After settling into our home stay (with our host, Jesus) we took a walking tour of the city to get our bearings. Winding through the bustling streets stopping at galleries, we danced in the street to a band and moving out the way for donkey carts as the locals moved their wares. We arrived at the main square and were taken to visit a church of the developing local religion. To me, it seemed to be a cross between Christianity and some sort of tribal voodoo. It was a little bizarre to hear about their rituals and meet the priest - I have to say I was fairly sceptical about the whole thing.
We took a taxi to one of the beaches which worked out at 16 CUC (£10) return. To my amazement the car that turned up was a magnificent red and white 1950's Mercedes with matching interior. It was a real highlight for me, sitting in the front of this iconic car flying down the highway with the windows down pumping out some traditional Cuban music!
After dinner we headed to a famous bar called Casa de la Trova for some entertainment from a live 6-piece band playing Cuban salsa. We had a great night and everyone got up and had a dance, cheap drinks, great music and good company.
On-route back to Havana we stopped into Santa Clara where Che Guevara was based in during the Cuban revolution. When his remains were recovered from Bolivia in 1997, a memorial site was erected here in his honour.
The memorial includes a large square where people gather to commemorate Che’s birthday on the June 13th. His towering statue looks out towards the mountains in which he fought and some large blocks below are engraved with his writings. There's a museum with many of his possessions and writings and you can see the mausoleum containing his remains and an eternal flame to commemorate them.
The tour arrives back in Havana about mid-afternoon where you’ll be guided to your final home stay. Ours was a really nice house right in the centre of old Havana. As your last afternoon of the tour is free time, we went back for one of those fantastic iced coffees we had at the start of our trip. It felt like we’d seen and learned so much about Cuba since that first iced coffee, but at the same time it felt like my time in Cuba had flown past and I hadn't had time to scratch beneath the surface. Before leaving, we picked up some amazing artwork to commemorate the journey and some of my favourite matured Havana Club rum.
In the evening the tour group meets for the last time, and our group headed for the famous Buena Vista Social Club for dinner, live Afro-Cuban music and a final Piña Colada or two!

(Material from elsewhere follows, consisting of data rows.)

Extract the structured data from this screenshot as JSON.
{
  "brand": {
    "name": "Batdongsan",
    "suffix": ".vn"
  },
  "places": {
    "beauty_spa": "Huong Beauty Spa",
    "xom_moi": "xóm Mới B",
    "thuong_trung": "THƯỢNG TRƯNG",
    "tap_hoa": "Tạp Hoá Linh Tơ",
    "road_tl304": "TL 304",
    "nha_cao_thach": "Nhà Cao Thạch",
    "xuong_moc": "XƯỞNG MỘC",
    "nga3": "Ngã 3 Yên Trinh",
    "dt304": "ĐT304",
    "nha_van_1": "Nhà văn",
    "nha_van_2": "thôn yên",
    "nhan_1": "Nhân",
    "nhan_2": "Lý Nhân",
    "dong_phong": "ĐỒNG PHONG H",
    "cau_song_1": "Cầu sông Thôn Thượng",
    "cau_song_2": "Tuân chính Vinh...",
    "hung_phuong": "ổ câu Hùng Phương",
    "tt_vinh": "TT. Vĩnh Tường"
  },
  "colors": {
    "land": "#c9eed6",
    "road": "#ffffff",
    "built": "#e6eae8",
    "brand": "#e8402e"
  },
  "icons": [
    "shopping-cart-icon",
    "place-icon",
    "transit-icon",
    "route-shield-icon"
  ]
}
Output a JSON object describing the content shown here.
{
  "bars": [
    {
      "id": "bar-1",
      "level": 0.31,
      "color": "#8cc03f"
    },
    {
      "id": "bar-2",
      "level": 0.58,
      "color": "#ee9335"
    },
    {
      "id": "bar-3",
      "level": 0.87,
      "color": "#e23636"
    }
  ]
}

I can only describe my time in Cuba as fantastic! It’s certainly one of my favourite countries I have visited. Being sheltered from the world has allowed Cuba’s unique culture to flourish with an innocence that the majority of the world lost a long time ago. I don’t agree with many of the reasons for it being cut off from the world and it still has obvious poverty. But people work hard and most importantly work together here. They help and nurture without ulterior motive and the capitalist need for the next new item is a foreign concept. If something is broken you fix it - if you can’t fix it, you survive without it and there is certainly clarity to be taken from this.
If you're interested in discovering Cuba for yourself, a small group tour that includes home stays with local people is the ideal way to get a feel for the country. We can arrange all your international flights, and show you how to include Cuba on a multi-stop ticket. We can also book an 8 or 15 day group tour, with some extra nights at either end if you'd also like some independent time to explore. To start planning, simply call us on +44 1273320580 or request a quote by email.